=== Task to carry out ===
All that should appear is the run of lines from the one containing "Enumerate this screenshot's" through the end of the records, each repeated exactly.

-- Opening Marker --

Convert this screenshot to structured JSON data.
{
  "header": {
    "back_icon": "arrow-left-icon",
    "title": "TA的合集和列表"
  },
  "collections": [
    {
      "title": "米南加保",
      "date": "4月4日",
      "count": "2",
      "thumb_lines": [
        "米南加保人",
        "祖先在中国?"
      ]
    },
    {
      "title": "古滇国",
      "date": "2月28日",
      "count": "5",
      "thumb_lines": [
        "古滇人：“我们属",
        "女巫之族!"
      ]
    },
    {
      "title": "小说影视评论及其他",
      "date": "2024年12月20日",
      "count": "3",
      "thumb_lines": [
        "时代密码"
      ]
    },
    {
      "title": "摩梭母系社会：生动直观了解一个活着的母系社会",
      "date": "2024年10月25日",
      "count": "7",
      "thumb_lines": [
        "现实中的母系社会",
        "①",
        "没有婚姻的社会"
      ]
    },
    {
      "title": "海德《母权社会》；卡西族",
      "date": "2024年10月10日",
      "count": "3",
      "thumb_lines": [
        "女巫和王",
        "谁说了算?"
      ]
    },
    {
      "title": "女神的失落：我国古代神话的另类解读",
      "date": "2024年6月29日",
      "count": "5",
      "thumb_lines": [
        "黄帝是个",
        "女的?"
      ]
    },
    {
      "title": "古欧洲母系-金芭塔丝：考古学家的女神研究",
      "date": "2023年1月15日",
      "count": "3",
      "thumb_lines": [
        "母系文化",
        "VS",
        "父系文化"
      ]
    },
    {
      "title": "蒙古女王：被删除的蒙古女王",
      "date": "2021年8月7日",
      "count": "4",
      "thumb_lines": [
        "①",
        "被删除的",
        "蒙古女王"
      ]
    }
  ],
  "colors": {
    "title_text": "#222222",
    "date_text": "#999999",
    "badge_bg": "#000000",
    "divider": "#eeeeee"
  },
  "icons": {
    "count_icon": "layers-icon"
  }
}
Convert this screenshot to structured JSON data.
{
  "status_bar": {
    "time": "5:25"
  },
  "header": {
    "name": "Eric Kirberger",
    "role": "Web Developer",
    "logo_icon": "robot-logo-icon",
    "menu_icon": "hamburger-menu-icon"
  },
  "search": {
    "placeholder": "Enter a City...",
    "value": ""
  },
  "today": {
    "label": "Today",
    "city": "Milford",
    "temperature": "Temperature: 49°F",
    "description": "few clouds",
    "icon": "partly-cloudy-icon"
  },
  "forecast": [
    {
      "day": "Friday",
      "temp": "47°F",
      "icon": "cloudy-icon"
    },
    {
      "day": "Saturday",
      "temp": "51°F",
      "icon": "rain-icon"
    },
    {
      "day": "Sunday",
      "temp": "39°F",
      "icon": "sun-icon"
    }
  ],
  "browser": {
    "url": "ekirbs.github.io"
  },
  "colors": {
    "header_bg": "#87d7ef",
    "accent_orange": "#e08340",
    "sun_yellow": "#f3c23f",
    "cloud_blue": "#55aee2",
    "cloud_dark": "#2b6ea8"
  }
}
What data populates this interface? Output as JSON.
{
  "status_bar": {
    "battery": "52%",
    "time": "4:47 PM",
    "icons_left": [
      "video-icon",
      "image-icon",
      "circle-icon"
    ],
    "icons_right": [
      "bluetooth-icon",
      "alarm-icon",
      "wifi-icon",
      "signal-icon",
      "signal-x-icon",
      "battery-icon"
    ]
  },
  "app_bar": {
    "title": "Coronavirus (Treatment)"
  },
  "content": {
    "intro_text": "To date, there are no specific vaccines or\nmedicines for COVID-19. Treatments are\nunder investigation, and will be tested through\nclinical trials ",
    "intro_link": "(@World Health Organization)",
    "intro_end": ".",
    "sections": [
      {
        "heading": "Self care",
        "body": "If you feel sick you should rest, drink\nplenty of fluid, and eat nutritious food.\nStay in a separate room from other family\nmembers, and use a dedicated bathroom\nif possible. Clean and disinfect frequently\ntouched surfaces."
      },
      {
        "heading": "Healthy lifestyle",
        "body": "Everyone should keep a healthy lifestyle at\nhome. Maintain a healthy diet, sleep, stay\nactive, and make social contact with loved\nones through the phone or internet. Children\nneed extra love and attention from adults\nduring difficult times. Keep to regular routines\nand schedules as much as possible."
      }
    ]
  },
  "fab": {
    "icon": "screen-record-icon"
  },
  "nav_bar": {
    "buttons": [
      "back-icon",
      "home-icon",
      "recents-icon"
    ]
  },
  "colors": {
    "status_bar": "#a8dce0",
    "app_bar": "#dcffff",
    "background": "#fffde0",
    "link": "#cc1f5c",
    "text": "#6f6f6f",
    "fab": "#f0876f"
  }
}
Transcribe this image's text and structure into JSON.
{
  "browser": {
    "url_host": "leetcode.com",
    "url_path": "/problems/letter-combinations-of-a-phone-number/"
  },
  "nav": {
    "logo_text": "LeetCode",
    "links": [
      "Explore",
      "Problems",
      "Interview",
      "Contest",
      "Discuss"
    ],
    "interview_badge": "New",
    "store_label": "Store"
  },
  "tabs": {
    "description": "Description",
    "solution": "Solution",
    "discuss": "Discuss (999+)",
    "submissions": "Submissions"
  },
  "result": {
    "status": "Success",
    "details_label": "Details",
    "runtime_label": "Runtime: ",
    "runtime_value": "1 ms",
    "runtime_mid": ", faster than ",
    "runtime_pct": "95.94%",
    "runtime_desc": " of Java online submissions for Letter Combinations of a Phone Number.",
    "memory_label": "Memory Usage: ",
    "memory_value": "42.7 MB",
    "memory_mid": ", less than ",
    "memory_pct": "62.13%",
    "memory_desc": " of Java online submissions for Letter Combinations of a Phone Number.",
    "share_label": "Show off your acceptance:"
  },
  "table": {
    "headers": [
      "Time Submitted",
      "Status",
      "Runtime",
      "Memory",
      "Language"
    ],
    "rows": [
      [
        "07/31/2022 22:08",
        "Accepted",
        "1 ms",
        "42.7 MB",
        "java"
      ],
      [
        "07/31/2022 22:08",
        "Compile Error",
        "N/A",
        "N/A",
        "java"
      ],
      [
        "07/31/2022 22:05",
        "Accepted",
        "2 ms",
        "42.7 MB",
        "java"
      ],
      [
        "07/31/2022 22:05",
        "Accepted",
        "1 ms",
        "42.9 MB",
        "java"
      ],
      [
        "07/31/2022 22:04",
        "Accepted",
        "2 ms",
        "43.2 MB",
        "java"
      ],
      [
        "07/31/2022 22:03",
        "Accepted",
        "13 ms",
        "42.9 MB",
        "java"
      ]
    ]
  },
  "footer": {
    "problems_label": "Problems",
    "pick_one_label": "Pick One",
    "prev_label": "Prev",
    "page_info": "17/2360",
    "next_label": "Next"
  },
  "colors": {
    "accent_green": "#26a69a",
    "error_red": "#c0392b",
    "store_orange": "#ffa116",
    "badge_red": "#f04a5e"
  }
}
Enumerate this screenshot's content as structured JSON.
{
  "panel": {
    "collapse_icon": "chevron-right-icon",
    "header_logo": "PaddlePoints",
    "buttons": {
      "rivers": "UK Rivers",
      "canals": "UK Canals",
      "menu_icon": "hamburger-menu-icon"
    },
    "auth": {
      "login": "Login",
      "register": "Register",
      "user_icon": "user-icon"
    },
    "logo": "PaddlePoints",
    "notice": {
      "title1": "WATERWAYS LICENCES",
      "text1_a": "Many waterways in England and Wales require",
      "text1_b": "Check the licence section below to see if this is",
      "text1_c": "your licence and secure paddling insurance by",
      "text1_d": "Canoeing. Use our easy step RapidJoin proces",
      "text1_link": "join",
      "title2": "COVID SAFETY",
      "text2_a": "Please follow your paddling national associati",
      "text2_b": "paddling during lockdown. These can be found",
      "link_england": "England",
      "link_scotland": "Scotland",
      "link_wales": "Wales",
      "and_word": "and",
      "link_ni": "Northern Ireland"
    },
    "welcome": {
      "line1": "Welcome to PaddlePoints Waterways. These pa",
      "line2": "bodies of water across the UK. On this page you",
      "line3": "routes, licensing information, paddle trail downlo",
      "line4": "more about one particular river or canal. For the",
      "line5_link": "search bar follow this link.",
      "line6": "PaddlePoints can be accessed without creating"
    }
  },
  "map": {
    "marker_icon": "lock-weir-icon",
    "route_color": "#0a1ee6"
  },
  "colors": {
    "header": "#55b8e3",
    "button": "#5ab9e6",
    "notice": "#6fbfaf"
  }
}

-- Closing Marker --

=== Expected output ===
Enumerate this screenshot's content as structured JSON.
{
  "panel": {
    "collapse_icon": "chevron-right-icon",
    "header_logo": "PaddlePoints",
    "buttons": {
      "rivers": "UK Rivers",
      "canals": "UK Canals",
      "menu_icon": "hamburger-menu-icon"
    },
    "auth": {
      "login": "Login",
      "register": "Register",
      "user_icon": "user-icon"
    },
    "logo": "PaddlePoints",
    "notice": {
      "title1": "WATERWAYS LICENCES",
      "text1_a": "Many waterways in England and Wales require",
      "text1_b": "Check the licence section below to see if this is",
      "text1_c": "your licence and secure paddling insurance by",
      "text1_d": "Canoeing. Use our easy step RapidJoin proces",
      "text1_link": "join",
      "title2": "COVID SAFETY",
      "text2_a": "Please follow your paddling national associati",
      "text2_b": "paddling during lockdown. These can be found",
      "link_england": "England",
      "link_scotland": "Scotland",
      "link_wales": "Wales",
      "and_word": "and",
      "link_ni": "Northern Ireland"
    },
    "welcome": {
      "line1": "Welcome to PaddlePoints Waterways. These pa",
      "line2": "bodies of water across the UK. On this page you",
      "line3": "routes, licensing information, paddle trail downlo",
      "line4": "more about one particular river or canal. For the",
      "line5_link": "search bar follow this link.",
      "line6": "PaddlePoints can be accessed without creating"
    }
  },
  "map": {
    "marker_icon": "lock-weir-icon",
    "route_color": "#0a1ee6"
  },
  "colors": {
    "header": "#55b8e3",
    "button": "#5ab9e6",
    "notice": "#6fbfaf"
  }
}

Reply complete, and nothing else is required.